Colloques & Conferences de l'Universite Lyon 2, Modernism and Unreadability / Modernisme et Illisibilite

Practicing Reading: The Aesthetic Monument, Readability, Experience

Anthony Larson

Temps: 2008-10-24  05:10  – 06:45
Dernière modification: 2008-07-07

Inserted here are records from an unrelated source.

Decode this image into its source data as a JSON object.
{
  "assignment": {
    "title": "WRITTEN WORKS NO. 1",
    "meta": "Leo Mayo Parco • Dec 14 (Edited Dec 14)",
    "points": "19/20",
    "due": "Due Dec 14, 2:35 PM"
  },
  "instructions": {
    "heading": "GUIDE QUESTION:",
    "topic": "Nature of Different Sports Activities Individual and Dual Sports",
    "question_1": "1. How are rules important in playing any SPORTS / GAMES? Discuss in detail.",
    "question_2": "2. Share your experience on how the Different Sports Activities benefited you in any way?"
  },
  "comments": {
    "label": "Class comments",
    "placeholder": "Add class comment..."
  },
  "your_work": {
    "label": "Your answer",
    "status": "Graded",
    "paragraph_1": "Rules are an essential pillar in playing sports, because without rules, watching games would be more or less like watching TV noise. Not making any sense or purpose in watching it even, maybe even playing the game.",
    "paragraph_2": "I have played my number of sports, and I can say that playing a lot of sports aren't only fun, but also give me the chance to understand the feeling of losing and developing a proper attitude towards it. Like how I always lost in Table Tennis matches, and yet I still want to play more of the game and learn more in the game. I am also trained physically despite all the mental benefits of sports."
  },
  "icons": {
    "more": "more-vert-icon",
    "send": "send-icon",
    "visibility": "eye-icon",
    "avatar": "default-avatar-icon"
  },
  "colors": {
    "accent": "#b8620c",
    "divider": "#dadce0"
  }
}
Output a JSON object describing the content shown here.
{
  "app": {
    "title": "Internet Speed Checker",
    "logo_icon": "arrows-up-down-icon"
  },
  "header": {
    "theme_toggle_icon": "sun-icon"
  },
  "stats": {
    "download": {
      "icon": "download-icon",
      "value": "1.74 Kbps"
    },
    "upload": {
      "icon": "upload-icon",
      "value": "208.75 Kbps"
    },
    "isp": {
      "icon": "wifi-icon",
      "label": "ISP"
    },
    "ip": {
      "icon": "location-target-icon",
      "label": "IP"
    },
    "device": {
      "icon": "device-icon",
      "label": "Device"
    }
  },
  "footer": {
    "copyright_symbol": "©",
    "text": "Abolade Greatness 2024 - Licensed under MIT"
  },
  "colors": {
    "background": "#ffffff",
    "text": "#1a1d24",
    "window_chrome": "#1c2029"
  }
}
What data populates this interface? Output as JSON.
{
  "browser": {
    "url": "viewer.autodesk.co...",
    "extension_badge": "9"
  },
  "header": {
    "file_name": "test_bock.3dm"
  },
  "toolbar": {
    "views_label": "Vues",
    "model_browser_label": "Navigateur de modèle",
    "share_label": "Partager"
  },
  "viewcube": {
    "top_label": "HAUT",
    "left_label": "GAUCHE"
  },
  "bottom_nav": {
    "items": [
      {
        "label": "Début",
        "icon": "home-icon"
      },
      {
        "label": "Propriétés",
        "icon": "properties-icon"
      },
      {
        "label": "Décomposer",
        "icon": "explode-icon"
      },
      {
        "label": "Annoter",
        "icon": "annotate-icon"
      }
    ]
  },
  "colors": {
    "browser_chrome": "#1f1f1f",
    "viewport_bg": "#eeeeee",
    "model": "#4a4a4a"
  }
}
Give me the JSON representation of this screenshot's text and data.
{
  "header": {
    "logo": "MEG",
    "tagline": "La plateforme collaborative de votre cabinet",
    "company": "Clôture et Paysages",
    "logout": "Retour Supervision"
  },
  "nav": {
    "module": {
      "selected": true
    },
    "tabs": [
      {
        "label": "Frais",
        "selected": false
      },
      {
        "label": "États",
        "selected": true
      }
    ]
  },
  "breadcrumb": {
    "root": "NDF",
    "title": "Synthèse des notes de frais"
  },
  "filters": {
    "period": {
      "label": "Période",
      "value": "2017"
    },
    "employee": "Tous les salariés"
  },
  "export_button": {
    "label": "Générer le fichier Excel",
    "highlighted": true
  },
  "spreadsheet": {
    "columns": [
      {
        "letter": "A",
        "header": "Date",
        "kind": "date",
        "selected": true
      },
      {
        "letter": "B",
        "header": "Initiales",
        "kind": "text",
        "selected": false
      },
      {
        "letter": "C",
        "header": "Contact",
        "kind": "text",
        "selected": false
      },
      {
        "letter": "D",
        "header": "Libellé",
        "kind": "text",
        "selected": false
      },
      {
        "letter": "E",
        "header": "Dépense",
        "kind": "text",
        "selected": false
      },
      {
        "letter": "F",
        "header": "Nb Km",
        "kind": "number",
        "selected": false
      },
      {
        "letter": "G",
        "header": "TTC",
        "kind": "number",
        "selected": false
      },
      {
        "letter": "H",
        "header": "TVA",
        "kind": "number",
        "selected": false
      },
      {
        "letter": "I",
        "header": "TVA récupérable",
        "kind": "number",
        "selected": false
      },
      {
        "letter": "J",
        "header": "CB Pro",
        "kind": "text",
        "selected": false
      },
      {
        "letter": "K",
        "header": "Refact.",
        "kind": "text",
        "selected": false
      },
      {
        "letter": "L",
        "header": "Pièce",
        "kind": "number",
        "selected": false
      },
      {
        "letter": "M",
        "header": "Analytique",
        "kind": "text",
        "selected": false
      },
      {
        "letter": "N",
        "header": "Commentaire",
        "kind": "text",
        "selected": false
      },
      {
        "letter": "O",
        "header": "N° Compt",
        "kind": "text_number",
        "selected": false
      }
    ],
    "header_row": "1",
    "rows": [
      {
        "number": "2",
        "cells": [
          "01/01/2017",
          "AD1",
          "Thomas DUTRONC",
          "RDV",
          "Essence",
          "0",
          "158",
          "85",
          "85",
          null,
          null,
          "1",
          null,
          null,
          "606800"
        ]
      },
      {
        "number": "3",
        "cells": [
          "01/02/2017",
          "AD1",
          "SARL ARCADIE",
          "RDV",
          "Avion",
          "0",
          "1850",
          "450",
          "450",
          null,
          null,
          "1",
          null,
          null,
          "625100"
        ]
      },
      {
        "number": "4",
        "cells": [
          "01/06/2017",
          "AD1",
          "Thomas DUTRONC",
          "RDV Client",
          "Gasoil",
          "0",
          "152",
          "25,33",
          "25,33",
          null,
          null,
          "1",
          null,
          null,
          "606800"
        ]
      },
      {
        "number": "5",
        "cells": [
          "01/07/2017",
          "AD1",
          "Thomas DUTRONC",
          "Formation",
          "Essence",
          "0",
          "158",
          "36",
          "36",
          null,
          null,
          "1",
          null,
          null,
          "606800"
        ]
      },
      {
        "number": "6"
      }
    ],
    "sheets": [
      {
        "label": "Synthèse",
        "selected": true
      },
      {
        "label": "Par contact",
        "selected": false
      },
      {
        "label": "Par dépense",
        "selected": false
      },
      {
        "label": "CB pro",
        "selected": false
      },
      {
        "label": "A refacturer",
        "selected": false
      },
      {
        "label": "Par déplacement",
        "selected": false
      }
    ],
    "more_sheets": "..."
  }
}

One of the assumptions underlying so-called "un-readable" texts is that one cannot do anything with them. That is, one is frustrated by such texts because one feels powerless or helpless before them. But just what is being rendered "helpless" or "powerless" in such readings? Is there not a further underlying assumption - indeed a whole underlying framework - that is present with the term "un-readable?" That is, a text is "un-readable" to the structure of the reading and philosophical subject and what one is really decrying when feeling "helpless" or "powerless" before such texts is the limits that one's subjectivity suddenly comes up against with such texts. Perhaps this is not a problem at all, or, more importantly, the problem of un-readability is poorly posed when framed in terms of loss of power or negativity (un-readable).
In What is Philosophy? Gilles Deleuze and Felix Guattari famously declare the work of art to "stand alone" as a "monument." After forty years of literary theory where the imbrication of reader, text(s), and context(s) has been intensely analyzed, this still comes as a surprise. How can a work of art such as a literary text "stand alone?" The answer for Deleuze and Guattari is that the work of art has a special function which is to transmit a glimpse of the pre-personal, pre-subjective/objective field of Life itself. "Life" in this sense is not simply a variant of Aristotelian vitalism, reduced to a biological bare vitality of life but what Deleuze later called a "transcendental field" in which agent and patient are indistinguishable. By "standing alone" Deleuze and Guattari go against art as a transcendent experience where the work of art yields to critical and judgmental faculties. This "yielding to" is important because it is marked by a threshold or experience of the subject subsuming the artwork to itself. Instead of "standing alone," a relation of domination is installed, which is the sensation of power that comes in one's everyday relation to "readable" texts. A work of art that stands alone, on the other hand, undoes this relation since what is transmitted by the work of art is a sensation that goes beyond the faculties, loosening their critical and judgmental relation. What is "experienced" (and one hesitates to use such a term, given the Kantian overtones it mobilizes) is a vertiginous movement of a-subjectivity in which the aesthetic sensation is simultaneous with and from an a-subjective field. The work of art "stands alone" because the sensation of this a-subjective field is the work of art and nothing else. Perhaps, then, the un-readable text is not so frustrating after all. What is un-readable to a critical and judging subject is the sensation or affect of the work of art as monument. For Deleuze, instead of rendering the subject helpless, such a sensation has the power to raise one to a higher level, to Life itself.
In a late interview, Michel Foucault characterized his later works to be "fictions" and tied this notion to what he called "the experience book," a project in which he inscribed himself and the aim of which was to transform the reader, pushing one to what he called "de-subjectivication." Might it not be profitable to take this page from Foucault and re-read Modernism's "un-readable" texts as a modern "practice of the self?" Like a contemplative practice, un-readable texts allow one to excavate the illusions of the subject and of thought and to access what Deleuze and Guattari term "pure contemplation without knowledge." In this light and contrary to received opinion, un-readable texts are far from debilitating or limiting, but, rather empowering and highly active.
In order to put such a highly ambitious project to the test of the text, I wish to examine how, in textual terms, so-called un-readable texts from Gertrude Stein's Tender Buttons transmit this head-turning sensation. In terms of the text, how does such an "experience" take place? What is its effect on the reader? What kind of thought occurs when experiencing some of the more notorious poems from this collection? And, more importantly, what kind of "self" emerges after practicing such a reading? These are the questions my proposal will seek to address and if not answer, at least provide strategies towards answers.